EXERCISE DESCRIPTION —
Give the entries back exactly, dropping each image.

(Beginning of MATERIAL SUPPLIED)

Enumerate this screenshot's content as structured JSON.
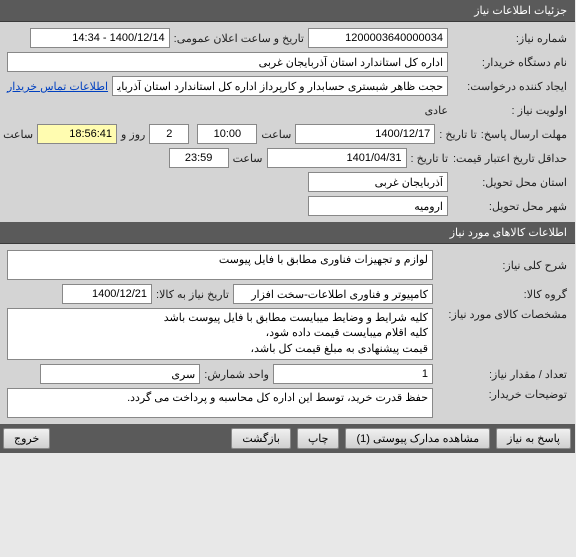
{
  "headers": {
    "need_info": "جزئیات اطلاعات نیاز",
    "goods_info": "اطلاعات کالاهای مورد نیاز"
  },
  "labels": {
    "need_no": "شماره نیاز:",
    "announce_date": "تاریخ و ساعت اعلان عمومی:",
    "buyer_org": "نام دستگاه خریدار:",
    "creator": "ایجاد کننده درخواست:",
    "priority": "اولویت نیاز :",
    "deadline": "مهلت ارسال پاسخ:",
    "to_date": "تا تاریخ :",
    "hour": "ساعت",
    "days_and": "روز و",
    "hours_left": "ساعت باقی مانده",
    "validity": "حداقل تاریخ اعتبار قیمت:",
    "delivery_province": "استان محل تحویل:",
    "delivery_city": "شهر محل تحویل:",
    "general_desc": "شرح کلی نیاز:",
    "goods_group": "گروه کالا:",
    "need_to_goods_date": "تاریخ نیاز به کالا:",
    "goods_spec": "مشخصات کالای مورد نیاز:",
    "qty": "تعداد / مقدار نیاز:",
    "unit": "واحد شمارش:",
    "buyer_notes": "توضیحات خریدار:",
    "contact": "اطلاعات تماس خریدار"
  },
  "values": {
    "need_no": "1200003640000034",
    "announce_date": "1400/12/14 - 14:34",
    "buyer_org": "اداره کل استاندارد استان آذربایجان غربی",
    "creator": "حجت ظاهر شبستری حسابدار و کارپرداز اداره کل استاندارد استان آذربایجان غربی",
    "priority": "عادی",
    "deadline_date": "1400/12/17",
    "deadline_time": "10:00",
    "days_left": "2",
    "time_left": "18:56:41",
    "validity_date": "1401/04/31",
    "validity_time": "23:59",
    "province": "آذربایجان غربی",
    "city": "ارومیه",
    "general_desc": "لوازم و تجهیزات فناوری مطابق با فایل پیوست",
    "goods_group": "کامپیوتر و فناوری اطلاعات-سخت افزار",
    "need_to_goods_date": "1400/12/21",
    "goods_spec": "کلیه شرایط و وضایط میبایست مطابق با فایل پیوست باشد\nکلیه اقلام میبایست قیمت داده شود،\nقیمت پیشنهادی به مبلغ قیمت کل باشد،",
    "qty": "1",
    "unit": "سری",
    "buyer_notes": "حفظ قدرت خرید، توسط این اداره کل محاسبه و پرداخت می گردد."
  },
  "buttons": {
    "respond": "پاسخ به نیاز",
    "attachments": "مشاهده مدارک پیوستی (1)",
    "print": "چاپ",
    "back": "بازگشت",
    "exit": "خروج"
  }
}
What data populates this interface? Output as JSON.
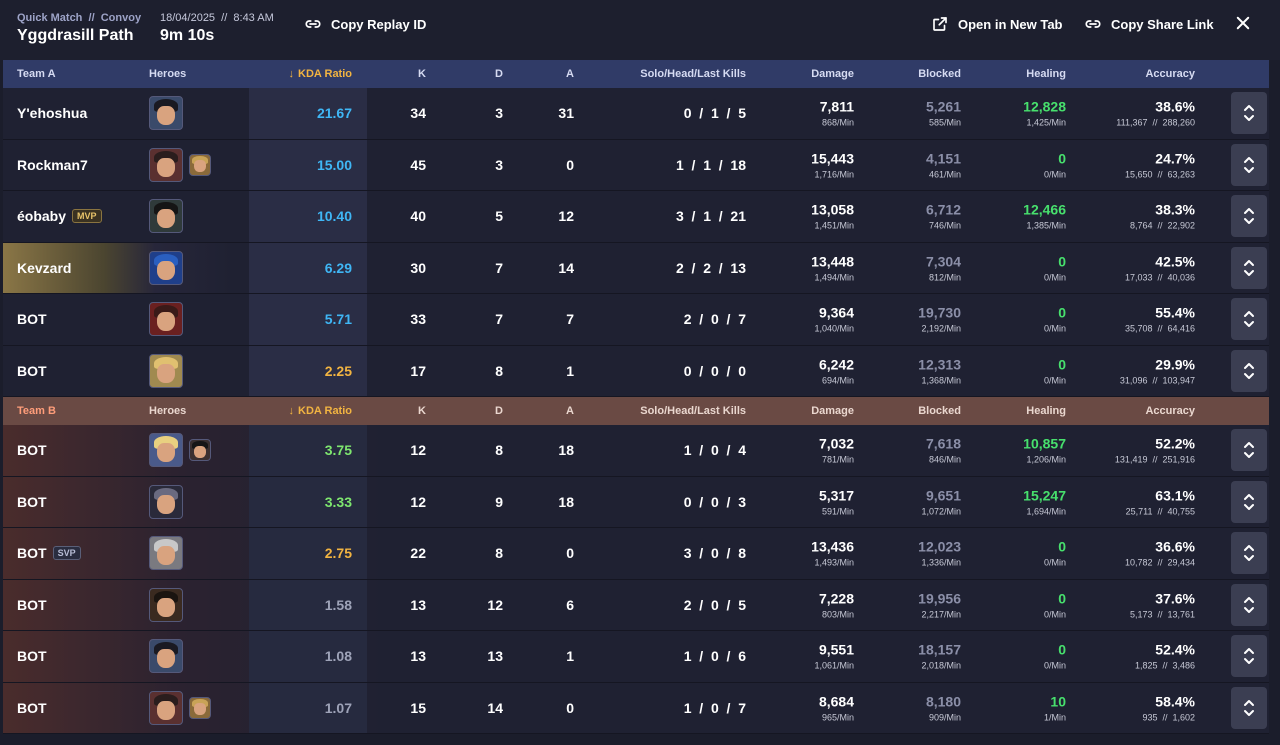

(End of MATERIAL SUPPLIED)

RESPONSE TO THE EXERCISE —
Enumerate this screenshot's content as structured JSON.
{
  "headers": {
    "need_info": "جزئیات اطلاعات نیاز",
    "goods_info": "اطلاعات کالاهای مورد نیاز"
  },
  "labels": {
    "need_no": "شماره نیاز:",
    "announce_date": "تاریخ و ساعت اعلان عمومی:",
    "buyer_org": "نام دستگاه خریدار:",
    "creator": "ایجاد کننده درخواست:",
    "priority": "اولویت نیاز :",
    "deadline": "مهلت ارسال پاسخ:",
    "to_date": "تا تاریخ :",
    "hour": "ساعت",
    "days_and": "روز و",
    "hours_left": "ساعت باقی مانده",
    "validity": "حداقل تاریخ اعتبار قیمت:",
    "delivery_province": "استان محل تحویل:",
    "delivery_city": "شهر محل تحویل:",
    "general_desc": "شرح کلی نیاز:",
    "goods_group": "گروه کالا:",
    "need_to_goods_date": "تاریخ نیاز به کالا:",
    "goods_spec": "مشخصات کالای مورد نیاز:",
    "qty": "تعداد / مقدار نیاز:",
    "unit": "واحد شمارش:",
    "buyer_notes": "توضیحات خریدار:",
    "contact": "اطلاعات تماس خریدار"
  },
  "values": {
    "need_no": "1200003640000034",
    "announce_date": "1400/12/14 - 14:34",
    "buyer_org": "اداره کل استاندارد استان آذربایجان غربی",
    "creator": "حجت ظاهر شبستری حسابدار و کارپرداز اداره کل استاندارد استان آذربایجان غربی",
    "priority": "عادی",
    "deadline_date": "1400/12/17",
    "deadline_time": "10:00",
    "days_left": "2",
    "time_left": "18:56:41",
    "validity_date": "1401/04/31",
    "validity_time": "23:59",
    "province": "آذربایجان غربی",
    "city": "ارومیه",
    "general_desc": "لوازم و تجهیزات فناوری مطابق با فایل پیوست",
    "goods_group": "کامپیوتر و فناوری اطلاعات-سخت افزار",
    "need_to_goods_date": "1400/12/21",
    "goods_spec": "کلیه شرایط و وضایط میبایست مطابق با فایل پیوست باشد\nکلیه اقلام میبایست قیمت داده شود،\nقیمت پیشنهادی به مبلغ قیمت کل باشد،",
    "qty": "1",
    "unit": "سری",
    "buyer_notes": "حفظ قدرت خرید، توسط این اداره کل محاسبه و پرداخت می گردد."
  },
  "buttons": {
    "respond": "پاسخ به نیاز",
    "attachments": "مشاهده مدارک پیوستی (1)",
    "print": "چاپ",
    "back": "بازگشت",
    "exit": "خروج"
  }
}
What data populates this interface? Output as JSON.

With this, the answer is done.